Eren Akbulut's Blog

Full-stack Sentiment Analysis Application with React, Flask and Tesseract

January 12th, 2021

Hello everyone, in this post I'll try to demonstrate a full-stack AI based web application with React frontend and Flask backend. Nearly all the frontend code for this project comes from this repository so don't forget to go ahead and drop a star to the original OCR React code of the project. Actually as you can see the final version of the project is also a fork of the React repo, I just added the backend and sentiment analysis, changed the folder structure and rebased the project.

The ultimate goal of this project to show you that can use perfectly engineered developer friendly tools from the awesome community to tackle some truly hard problems in CS and you don't have to get your hands dirty if you don't want to basically.

I'll not explain the code line by line in this tutorial, instead I'll explain how each part works briefly and then you'll have a base image for creating similar image base sentiment analysis applications with the support of AI.

React and Tesseract

As I've explained above I'll not walk you through on the each step of the application, I'll however explain how you can get this code and make it run on your own local environment.

First we need to clone the repo, we can get it from the final version link here ( same as above ) then we can either download the zip version or you can clone it via git.

After that folder structure should look like the one below.


We should go ahead and install the npm packages first, for that we can go into "react-tesseract-ocr" folder and run the following commands:

npm install

npm start

After if everything works just fine we should see a page like that one below.


On this page actually we can run OCR(Optical Character Recognition) with the any image we would like to try. OCR is actually quite complicated as a concept and running such project from scratch is absolutely a nightmare ( at least if you don't have much experience just like me). The repo we forked is using Google's Tesseract library and that basically automates all the OCR process for us, actually a JS port of the original Tesseract.

The only place we'll change for the tutorial is this part below.


This part is where the original author of the React project used to print extracted text from the picture. We replaced that part with a "POST" request to the given endpoint at port 8080 and added the extracted text into the body of the request basically.

From that point we can quickly move to our backend.

Flask and Naive Bayes

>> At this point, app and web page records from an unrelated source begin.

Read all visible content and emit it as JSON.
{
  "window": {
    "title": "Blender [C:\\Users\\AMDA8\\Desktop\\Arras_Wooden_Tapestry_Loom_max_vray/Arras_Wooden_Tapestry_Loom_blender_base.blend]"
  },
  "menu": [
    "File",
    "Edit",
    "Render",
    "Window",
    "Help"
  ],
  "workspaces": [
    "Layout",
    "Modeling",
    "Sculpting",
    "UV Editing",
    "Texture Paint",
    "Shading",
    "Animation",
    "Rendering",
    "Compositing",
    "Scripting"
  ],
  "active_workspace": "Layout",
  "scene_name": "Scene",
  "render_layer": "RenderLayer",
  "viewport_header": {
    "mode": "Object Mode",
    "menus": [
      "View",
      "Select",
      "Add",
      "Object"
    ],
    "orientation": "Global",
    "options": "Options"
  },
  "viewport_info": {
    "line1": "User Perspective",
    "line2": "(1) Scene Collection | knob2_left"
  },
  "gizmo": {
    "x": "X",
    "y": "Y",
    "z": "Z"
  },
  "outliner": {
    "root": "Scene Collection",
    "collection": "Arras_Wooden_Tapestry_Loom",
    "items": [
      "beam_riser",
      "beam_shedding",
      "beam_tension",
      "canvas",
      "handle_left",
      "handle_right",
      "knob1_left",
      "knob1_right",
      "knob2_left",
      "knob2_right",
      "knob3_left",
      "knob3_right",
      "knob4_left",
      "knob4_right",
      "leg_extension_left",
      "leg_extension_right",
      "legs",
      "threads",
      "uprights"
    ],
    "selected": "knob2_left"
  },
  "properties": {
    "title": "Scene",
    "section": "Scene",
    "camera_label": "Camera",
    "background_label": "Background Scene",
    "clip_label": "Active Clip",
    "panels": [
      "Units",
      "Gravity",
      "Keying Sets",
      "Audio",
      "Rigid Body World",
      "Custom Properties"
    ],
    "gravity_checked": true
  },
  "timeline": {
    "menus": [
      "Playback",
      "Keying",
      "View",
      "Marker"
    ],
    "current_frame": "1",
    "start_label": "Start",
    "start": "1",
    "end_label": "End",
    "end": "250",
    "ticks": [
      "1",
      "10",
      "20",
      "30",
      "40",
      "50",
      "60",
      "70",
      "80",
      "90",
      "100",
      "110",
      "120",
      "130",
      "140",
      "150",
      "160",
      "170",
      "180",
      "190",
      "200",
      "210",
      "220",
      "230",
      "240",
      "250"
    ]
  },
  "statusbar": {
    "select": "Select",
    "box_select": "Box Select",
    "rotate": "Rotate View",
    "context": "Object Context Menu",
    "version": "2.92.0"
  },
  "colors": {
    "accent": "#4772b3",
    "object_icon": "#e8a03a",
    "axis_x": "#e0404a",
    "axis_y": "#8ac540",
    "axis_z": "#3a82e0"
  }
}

For the sake of simplicity I also moved over the part where we usually take the data and train the model. Usually that's should be the painful part of such a project and I'm not trying to deny this fact with my approach. In fact you can go ahead and train your own model by using the tutorial in the link. I personally did it that way in some time ago.

So in order to run the backend we have 2 dependencies installed in our Python environment, nltk and Flask from the following links ( They are conda guides because I'm using Anaconda in my local environment, if you want to learn more about Anaconda)

As you can see we have our model in the root directory of "sentiment-backend" folder. After we have all our dependencies running the server is quite easy. All we need to do is to run "python" and our server should up and running.

Our file looks like this one below.

  • First we pick up our model and create our classifier

  • Then we initialize the Flask and the CORS. CORS stands for Cross-Origin resource sharing and we need that for sharing information between our Flask backend with React frontend. More about CORS here.

Testing Our System

I added 1 positive and 1 negative text containing images in the Frontend directory. We can simply go ahead and select one of them from the UI now.


After we select our image to apply OCR and then sentiment analysis, our React app automatically start to do the OCR, after everything is resolved if our system can provide a meaningful text we can receive a response from the server.


As we can see below our system can understand that our image contains a positive text. Now let's try a bad one.


It says it's negative and I agree. I mean I might suck but not this model so far :P.

That's it everyone, I hope that this tutorial is helpful to you, I really believe it will be very useful for many people this time.

Until next time, take care. :)

This blog has been created by Eren Akbulut 2020